One of the main messages that both "With You" and "My Huckleberry Friends" promotes is being yourself. This also means discovering who you are in the process. For some people, high school is the time when you start to think about your place in society and how you'll contribute to it. Some of the characters in both dramas, select their majors because their friends/crush have chosen that major or have been pushed into choosing it by their parents. It's important to explore a variety of options to find what suits you the most. That is how you'll contribute to society but your interactions with other students/teachers/parents and how you conduct yourselves will determine who you are as a person. If you want other students to be more kind, to be more understanding/empathetic, you should lead by example. Be the change you want to see. I think it's great that the teachers are portrayed encouraging this type of behavior and that they understand the youth are the future.

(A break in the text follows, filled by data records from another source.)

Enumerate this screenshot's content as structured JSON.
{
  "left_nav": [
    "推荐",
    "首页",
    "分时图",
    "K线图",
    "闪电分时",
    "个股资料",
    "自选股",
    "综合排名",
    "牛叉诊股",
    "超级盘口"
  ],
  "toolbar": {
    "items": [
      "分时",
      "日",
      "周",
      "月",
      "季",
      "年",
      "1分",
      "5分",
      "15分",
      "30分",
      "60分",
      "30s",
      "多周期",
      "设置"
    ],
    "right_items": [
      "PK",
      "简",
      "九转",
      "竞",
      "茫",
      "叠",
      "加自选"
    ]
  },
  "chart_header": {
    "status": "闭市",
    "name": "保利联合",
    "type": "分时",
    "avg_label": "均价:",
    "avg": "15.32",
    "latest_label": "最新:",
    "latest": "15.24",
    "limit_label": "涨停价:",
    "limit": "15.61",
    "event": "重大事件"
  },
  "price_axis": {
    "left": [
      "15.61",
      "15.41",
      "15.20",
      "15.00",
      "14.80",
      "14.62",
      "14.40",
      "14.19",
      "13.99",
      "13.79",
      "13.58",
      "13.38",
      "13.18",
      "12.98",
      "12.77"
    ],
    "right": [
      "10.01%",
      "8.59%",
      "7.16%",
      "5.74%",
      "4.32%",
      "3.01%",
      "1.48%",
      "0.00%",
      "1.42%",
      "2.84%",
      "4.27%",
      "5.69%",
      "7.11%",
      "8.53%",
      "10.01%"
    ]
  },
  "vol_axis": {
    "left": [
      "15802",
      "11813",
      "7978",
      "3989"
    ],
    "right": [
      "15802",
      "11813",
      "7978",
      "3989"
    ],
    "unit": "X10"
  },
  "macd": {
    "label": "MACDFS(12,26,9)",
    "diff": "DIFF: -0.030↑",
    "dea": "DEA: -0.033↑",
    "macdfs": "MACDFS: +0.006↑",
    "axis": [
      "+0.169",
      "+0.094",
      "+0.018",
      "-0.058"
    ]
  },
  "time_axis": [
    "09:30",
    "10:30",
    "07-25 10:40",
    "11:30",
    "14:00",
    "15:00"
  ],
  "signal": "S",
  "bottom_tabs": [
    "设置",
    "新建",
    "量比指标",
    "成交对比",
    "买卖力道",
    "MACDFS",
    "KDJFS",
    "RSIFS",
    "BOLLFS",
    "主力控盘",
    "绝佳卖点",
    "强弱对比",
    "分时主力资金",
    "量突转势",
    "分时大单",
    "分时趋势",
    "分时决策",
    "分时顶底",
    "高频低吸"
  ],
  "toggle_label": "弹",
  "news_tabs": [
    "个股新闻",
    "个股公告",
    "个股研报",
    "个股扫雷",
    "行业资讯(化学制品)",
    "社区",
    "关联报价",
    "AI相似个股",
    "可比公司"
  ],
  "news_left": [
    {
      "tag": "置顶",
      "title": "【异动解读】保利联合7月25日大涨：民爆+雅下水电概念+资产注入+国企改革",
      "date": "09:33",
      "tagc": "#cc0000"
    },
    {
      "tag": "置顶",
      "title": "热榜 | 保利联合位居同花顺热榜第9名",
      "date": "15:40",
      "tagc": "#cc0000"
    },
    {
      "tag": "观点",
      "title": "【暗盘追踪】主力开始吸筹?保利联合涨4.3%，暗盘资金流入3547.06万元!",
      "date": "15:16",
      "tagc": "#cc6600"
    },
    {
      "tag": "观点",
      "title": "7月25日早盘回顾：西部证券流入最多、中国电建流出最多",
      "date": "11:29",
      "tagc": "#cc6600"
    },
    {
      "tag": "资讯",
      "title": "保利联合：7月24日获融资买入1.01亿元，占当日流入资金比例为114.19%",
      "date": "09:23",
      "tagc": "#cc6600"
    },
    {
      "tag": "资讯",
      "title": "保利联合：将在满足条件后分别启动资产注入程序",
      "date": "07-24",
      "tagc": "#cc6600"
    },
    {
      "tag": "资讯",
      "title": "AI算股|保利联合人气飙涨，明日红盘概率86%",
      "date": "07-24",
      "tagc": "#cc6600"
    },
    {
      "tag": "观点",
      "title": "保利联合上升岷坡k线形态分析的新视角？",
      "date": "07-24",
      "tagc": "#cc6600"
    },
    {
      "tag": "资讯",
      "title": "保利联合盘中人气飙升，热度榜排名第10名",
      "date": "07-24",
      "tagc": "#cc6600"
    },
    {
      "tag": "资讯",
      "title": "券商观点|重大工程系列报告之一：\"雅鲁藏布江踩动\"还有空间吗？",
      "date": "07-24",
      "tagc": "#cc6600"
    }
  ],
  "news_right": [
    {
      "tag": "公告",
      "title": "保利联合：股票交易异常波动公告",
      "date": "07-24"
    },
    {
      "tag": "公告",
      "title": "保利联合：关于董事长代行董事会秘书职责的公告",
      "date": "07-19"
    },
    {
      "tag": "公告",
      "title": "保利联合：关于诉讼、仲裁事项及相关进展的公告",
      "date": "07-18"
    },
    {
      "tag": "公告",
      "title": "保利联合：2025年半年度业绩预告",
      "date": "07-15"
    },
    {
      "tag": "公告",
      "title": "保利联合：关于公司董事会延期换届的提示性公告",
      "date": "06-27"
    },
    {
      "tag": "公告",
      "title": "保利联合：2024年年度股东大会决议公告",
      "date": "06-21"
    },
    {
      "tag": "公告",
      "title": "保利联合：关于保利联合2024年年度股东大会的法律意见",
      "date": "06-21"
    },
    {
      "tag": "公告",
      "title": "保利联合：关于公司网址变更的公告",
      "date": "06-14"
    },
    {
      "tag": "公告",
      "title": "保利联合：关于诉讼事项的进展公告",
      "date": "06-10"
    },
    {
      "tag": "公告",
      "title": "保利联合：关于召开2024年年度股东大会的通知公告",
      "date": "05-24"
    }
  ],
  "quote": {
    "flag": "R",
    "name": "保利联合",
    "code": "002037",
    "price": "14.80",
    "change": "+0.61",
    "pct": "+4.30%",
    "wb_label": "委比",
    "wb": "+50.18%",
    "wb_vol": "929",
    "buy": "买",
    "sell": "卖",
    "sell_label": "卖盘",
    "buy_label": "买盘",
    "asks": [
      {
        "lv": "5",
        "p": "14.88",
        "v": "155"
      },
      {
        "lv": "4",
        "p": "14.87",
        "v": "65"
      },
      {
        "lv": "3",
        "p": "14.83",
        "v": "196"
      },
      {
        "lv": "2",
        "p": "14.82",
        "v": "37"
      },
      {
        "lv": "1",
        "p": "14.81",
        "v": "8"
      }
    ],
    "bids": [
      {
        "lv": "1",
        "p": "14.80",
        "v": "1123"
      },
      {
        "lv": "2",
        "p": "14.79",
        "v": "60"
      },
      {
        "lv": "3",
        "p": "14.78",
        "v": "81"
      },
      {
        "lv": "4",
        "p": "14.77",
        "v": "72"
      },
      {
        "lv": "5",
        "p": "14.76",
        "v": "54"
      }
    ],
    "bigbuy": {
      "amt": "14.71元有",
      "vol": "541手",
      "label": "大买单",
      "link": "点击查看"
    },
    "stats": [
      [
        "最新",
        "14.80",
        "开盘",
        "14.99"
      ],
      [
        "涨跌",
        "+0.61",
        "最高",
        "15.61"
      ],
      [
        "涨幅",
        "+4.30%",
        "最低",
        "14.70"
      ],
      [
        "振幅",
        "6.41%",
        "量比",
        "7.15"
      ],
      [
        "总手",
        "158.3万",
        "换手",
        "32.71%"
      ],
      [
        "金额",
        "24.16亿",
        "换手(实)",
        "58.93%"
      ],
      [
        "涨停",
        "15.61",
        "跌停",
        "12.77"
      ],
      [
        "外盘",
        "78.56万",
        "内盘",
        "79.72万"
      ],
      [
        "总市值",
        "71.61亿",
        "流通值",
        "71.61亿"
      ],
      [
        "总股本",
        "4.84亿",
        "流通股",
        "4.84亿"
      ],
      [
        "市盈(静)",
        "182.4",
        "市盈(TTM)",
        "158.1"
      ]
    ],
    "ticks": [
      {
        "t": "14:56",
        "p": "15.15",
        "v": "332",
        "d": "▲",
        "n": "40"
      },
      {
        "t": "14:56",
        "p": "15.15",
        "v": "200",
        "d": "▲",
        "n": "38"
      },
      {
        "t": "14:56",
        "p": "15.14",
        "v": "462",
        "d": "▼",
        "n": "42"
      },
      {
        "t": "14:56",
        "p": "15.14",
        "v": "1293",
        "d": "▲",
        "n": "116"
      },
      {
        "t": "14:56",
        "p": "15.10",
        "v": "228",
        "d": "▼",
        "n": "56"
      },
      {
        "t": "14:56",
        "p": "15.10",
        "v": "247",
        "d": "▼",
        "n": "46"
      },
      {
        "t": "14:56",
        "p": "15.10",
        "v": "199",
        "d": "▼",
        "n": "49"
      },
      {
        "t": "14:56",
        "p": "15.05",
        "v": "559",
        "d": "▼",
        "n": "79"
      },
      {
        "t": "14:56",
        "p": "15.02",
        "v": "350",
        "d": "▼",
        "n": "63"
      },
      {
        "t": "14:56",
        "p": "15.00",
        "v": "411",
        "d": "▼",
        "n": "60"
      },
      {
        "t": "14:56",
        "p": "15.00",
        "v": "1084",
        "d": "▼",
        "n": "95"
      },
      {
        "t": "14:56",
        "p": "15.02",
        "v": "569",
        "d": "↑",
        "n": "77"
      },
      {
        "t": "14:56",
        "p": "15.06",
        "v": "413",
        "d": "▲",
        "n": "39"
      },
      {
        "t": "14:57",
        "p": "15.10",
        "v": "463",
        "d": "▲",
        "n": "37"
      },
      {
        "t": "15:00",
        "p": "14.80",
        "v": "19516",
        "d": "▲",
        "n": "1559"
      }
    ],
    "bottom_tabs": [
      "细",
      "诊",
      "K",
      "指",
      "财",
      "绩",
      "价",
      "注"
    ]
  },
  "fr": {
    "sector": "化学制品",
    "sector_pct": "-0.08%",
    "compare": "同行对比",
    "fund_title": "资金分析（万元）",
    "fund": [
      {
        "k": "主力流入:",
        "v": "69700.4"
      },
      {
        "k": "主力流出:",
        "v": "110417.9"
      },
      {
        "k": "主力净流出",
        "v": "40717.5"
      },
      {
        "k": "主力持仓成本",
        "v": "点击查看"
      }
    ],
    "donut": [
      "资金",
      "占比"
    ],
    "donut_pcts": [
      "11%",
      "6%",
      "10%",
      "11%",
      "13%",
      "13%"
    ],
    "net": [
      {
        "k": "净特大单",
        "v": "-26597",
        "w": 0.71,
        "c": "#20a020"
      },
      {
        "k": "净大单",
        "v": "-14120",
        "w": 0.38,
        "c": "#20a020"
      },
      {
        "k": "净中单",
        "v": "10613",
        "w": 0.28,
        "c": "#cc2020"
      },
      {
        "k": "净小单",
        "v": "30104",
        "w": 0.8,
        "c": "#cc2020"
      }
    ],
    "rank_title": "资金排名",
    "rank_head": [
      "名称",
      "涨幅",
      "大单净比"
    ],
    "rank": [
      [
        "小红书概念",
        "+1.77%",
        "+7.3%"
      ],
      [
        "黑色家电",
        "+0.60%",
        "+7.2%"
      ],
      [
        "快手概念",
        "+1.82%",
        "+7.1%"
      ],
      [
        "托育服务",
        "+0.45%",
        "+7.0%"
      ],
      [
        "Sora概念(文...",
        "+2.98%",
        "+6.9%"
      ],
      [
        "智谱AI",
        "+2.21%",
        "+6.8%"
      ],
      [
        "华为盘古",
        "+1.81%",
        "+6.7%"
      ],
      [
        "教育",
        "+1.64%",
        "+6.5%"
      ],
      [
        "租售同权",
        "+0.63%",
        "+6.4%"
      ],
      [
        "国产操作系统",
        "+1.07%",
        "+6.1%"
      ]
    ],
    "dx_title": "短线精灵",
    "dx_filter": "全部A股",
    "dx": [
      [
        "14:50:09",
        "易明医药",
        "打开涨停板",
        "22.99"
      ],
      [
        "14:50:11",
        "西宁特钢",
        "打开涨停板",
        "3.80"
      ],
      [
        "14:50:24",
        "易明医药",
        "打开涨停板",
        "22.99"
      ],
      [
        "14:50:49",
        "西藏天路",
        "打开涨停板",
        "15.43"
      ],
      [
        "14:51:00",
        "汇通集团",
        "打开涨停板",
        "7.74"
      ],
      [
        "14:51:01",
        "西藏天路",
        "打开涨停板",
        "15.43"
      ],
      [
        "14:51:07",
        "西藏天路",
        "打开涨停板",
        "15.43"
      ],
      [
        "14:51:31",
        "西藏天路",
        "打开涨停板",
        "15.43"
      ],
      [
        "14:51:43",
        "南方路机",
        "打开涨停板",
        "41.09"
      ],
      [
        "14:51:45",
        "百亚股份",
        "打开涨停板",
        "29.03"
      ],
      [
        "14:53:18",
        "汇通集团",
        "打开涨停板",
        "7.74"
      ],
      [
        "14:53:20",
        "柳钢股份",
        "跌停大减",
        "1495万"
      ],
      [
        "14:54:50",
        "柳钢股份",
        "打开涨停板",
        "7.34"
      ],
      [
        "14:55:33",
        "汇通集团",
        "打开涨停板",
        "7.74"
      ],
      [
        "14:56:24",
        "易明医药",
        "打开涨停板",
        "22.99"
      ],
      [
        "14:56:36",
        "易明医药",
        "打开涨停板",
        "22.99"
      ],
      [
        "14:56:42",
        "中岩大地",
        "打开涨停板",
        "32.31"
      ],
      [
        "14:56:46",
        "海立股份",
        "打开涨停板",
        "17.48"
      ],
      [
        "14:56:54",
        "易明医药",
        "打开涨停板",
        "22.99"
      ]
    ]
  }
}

One of the main differences between "With You" and "My Huckleberry Friends" is the greater emphasis placed on the students life outside of the school's walls in MHF and how those factors inform what kind of student they are at school. Social status, high expectations from parents, personal trauma are just some of the issues that are examined in this drama. We also see the students bond over shared interests such as Anime/manga, basketball, music, movies as a way for them to relieve their stress and temporarily escape the harshness of their current realities. Those interests will bring them together but their shared experiences will bond them for a lifetime.
Honestly, if I had to choose between "With You" and "My Huckleberry Friends", I wouldn't be able to. I feel that they both complement one another so well and together should be counted as one of the definitive representations of youth and the growing pains associated with it.